At Dare to Care, a Louisville food bank and Feeding Kentucky member that serves eight Kentucky counties and five counties in Indiana, executive director Brian Riendeau says he appreciates the Hunger Initiative’s support of the Farm to Food Banks program, which has provided millions of pounds of fresh produce.
That program uses money provided by the General Assembly as well as donations, including individual donations through the state income tax returns. The money helps farmers recoup losses for produce that for one reason or another can’t be sold.
Bill Gallrein, who owns Gallrein Farms market in Shelby County, served by Shelby Energy, participates in Farm to Food Banks, often taking green beans, squash, tomatoes and sweet corn to Dare to Care.
Sometimes he gets a little money for it, he says, and sometimes not.
“Oftentimes they run out of money, and just because we feel we’ve been blessed, we just continue to take things down to Dare to Care,” he says.
Last year, Quarles told a legislative committee that the Hunger Initiative’s efforts are paying off.
There was a slight reduction in the number of Kentuckians who were forced to miss meals, he says.
Then came 2020, and everything changed.
“Oh, man, I can’t even begin to tell you how fortunate we are to be organized because when the gravity of COVID-19 settled in and people lost their jobs, we knew we had our work cut out for us,” Quarles says. “And, because of the Hunger Initiative, we have had record-breaking donations of money and products.”
That includes the largest single donation in the Hunger Initiative’s history: $500,000 from Kentucky Farm Bureau Mutual Insurance Co. and the Kentucky Farm Bureau Insurance Foundation.
They had held a Clays for a Cause shooting event in 2019, raising more than $115,000 that was divided among Feeding Kentucky, Glean Kentucky and Hunters for the Hungry. An even larger event had been planned for this year, says John Sparrow, who is executive vice president and chief executive officer of Kentucky Farm Bureau Insurance.
“Of course, when the pandemic hit we canceled our event, but we knew we still had to get some dollars into the food banks,” Sparrow says. “That came from donations (already collected) for the Clays for a Cause and the insurance company picked up the rest.”
One of the largest purchases made with that donation—more than 10,000 pounds of Purnell’s “Old Folks” Sausage bought by Feeding Kentucky—ended up helping a farmer as well as food banks: A pork producer in Loretto had lost a market because of processing plant slowdowns.
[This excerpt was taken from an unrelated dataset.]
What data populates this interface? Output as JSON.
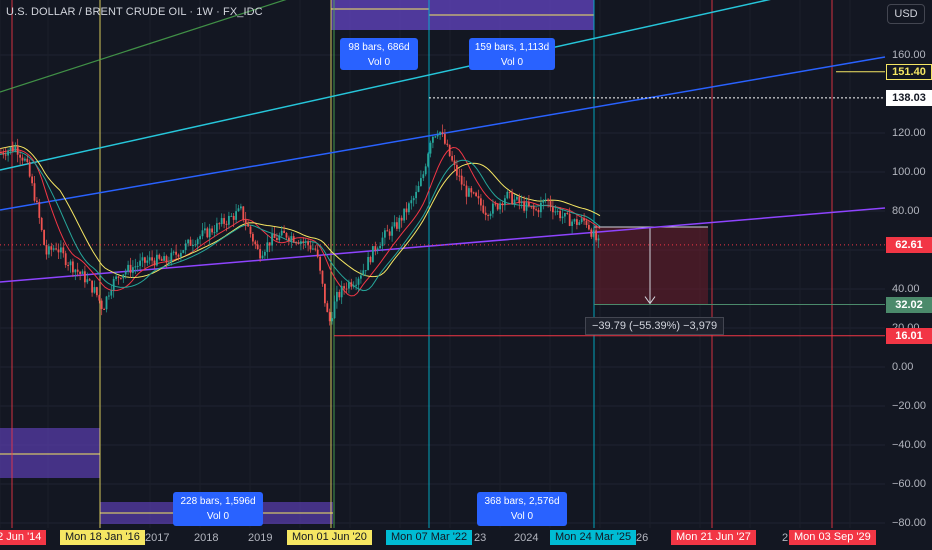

The state agriculture department put him in touch with Purnell’s in Simpsonville, which reduced its price for Feeding Kentucky.
“It was good people from Kentucky trying to take care of our own good people of Kentucky,” Sparrow says.